### Task directions
Without the pictures, set down every record below exactly as it reads.

### Task input

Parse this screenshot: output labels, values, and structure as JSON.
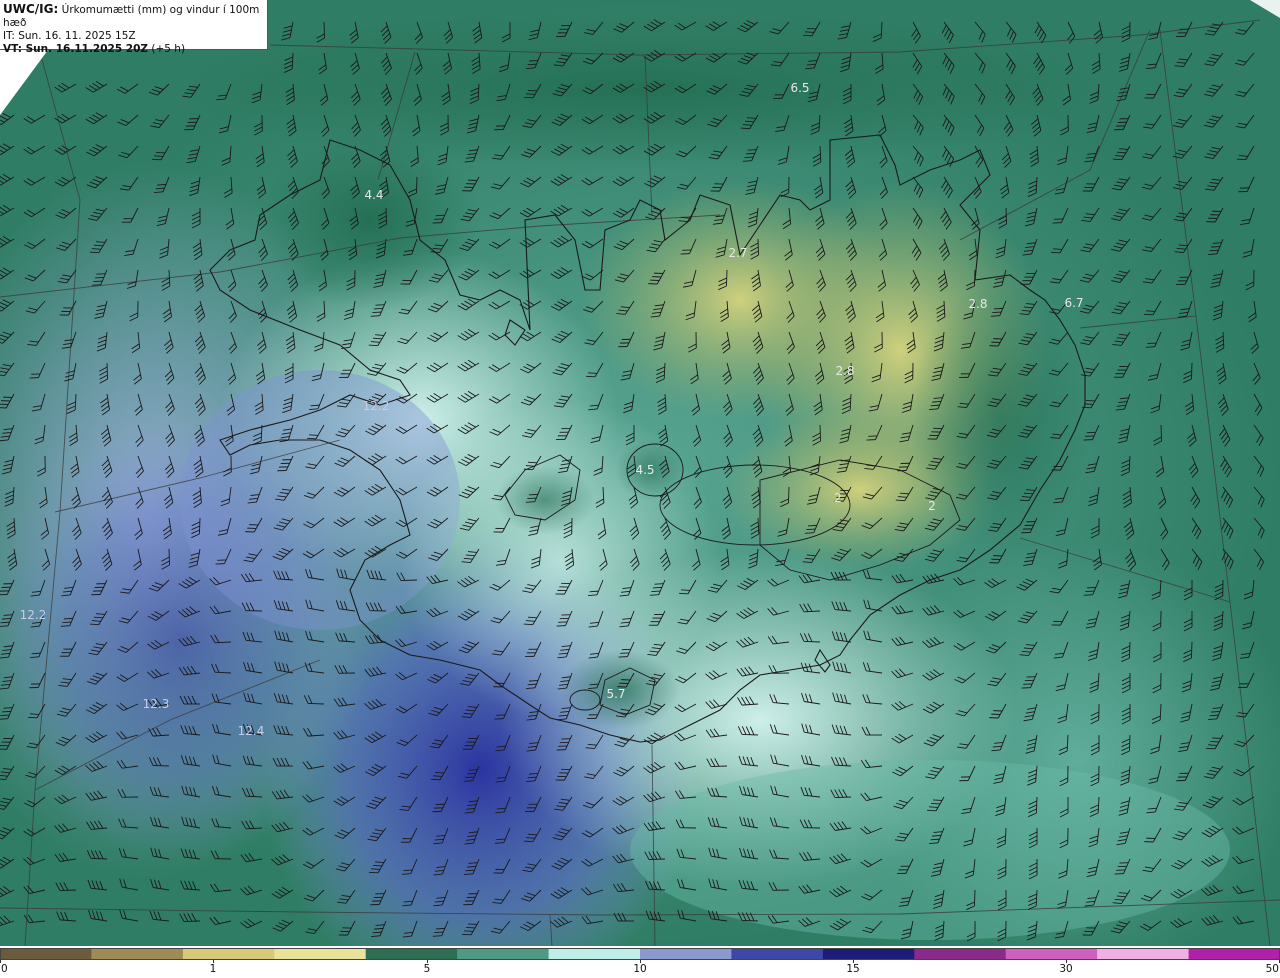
{
  "header": {
    "model": "UWC/IG:",
    "title": "Úrkomumætti (mm) og vindur í 100m hæð",
    "it_line": "IT: Sun. 16. 11. 2025 15Z",
    "vt_label": "VT: Sun. 16.11.2025 20Z",
    "vt_offset": "(+5 h)"
  },
  "map_labels": [
    {
      "id": "label-6-5",
      "text": "6.5"
    },
    {
      "id": "label-4-4",
      "text": "4.4"
    },
    {
      "id": "label-2-7",
      "text": "2.7"
    },
    {
      "id": "label-2-8-east",
      "text": "2.8"
    },
    {
      "id": "label-6-7",
      "text": "6.7"
    },
    {
      "id": "label-2-8-center",
      "text": "2.8"
    },
    {
      "id": "label-12-2-west",
      "text": "12.2"
    },
    {
      "id": "label-4-5",
      "text": "4.5"
    },
    {
      "id": "label-2-south",
      "text": "2"
    },
    {
      "id": "label-2-southeast",
      "text": "2"
    },
    {
      "id": "label-12-2-sw",
      "text": "12.2"
    },
    {
      "id": "label-12-3",
      "text": "12.3"
    },
    {
      "id": "label-12-4",
      "text": "12.4"
    },
    {
      "id": "label-5-7",
      "text": "5.7"
    }
  ],
  "colorbar": {
    "ticks": [
      "0",
      "1",
      "5",
      "10",
      "15",
      "30",
      "50"
    ],
    "colors": [
      "#6b5a3c",
      "#a08a55",
      "#d8c878",
      "#e9e39a",
      "#2e6e52",
      "#4e9a84",
      "#bfeee8",
      "#8a9ad0",
      "#3c48a8",
      "#1d1c78",
      "#8a2a8a",
      "#d060c0",
      "#f0b0e6",
      "#b020a8"
    ]
  },
  "colors": {
    "ocean_green": "#2e7a62",
    "land_yellow": "#c4c874",
    "precip_blue": "#4a5ab8",
    "precip_cyan": "#c2ece8"
  }
}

### Response to the task
Parse this screenshot: output labels, values, and structure as JSON.
{
  "header": {
    "model": "UWC/IG:",
    "title": "Úrkomumætti (mm) og vindur í 100m hæð",
    "it_line": "IT: Sun. 16. 11. 2025 15Z",
    "vt_label": "VT: Sun. 16.11.2025 20Z",
    "vt_offset": "(+5 h)"
  },
  "map_labels": [
    {
      "id": "label-6-5",
      "text": "6.5"
    },
    {
      "id": "label-4-4",
      "text": "4.4"
    },
    {
      "id": "label-2-7",
      "text": "2.7"
    },
    {
      "id": "label-2-8-east",
      "text": "2.8"
    },
    {
      "id": "label-6-7",
      "text": "6.7"
    },
    {
      "id": "label-2-8-center",
      "text": "2.8"
    },
    {
      "id": "label-12-2-west",
      "text": "12.2"
    },
    {
      "id": "label-4-5",
      "text": "4.5"
    },
    {
      "id": "label-2-south",
      "text": "2"
    },
    {
      "id": "label-2-southeast",
      "text": "2"
    },
    {
      "id": "label-12-2-sw",
      "text": "12.2"
    },
    {
      "id": "label-12-3",
      "text": "12.3"
    },
    {
      "id": "label-12-4",
      "text": "12.4"
    },
    {
      "id": "label-5-7",
      "text": "5.7"
    }
  ],
  "colorbar": {
    "ticks": [
      "0",
      "1",
      "5",
      "10",
      "15",
      "30",
      "50"
    ],
    "colors": [
      "#6b5a3c",
      "#a08a55",
      "#d8c878",
      "#e9e39a",
      "#2e6e52",
      "#4e9a84",
      "#bfeee8",
      "#8a9ad0",
      "#3c48a8",
      "#1d1c78",
      "#8a2a8a",
      "#d060c0",
      "#f0b0e6",
      "#b020a8"
    ]
  },
  "colors": {
    "ocean_green": "#2e7a62",
    "land_yellow": "#c4c874",
    "precip_blue": "#4a5ab8",
    "precip_cyan": "#c2ece8"
  }
}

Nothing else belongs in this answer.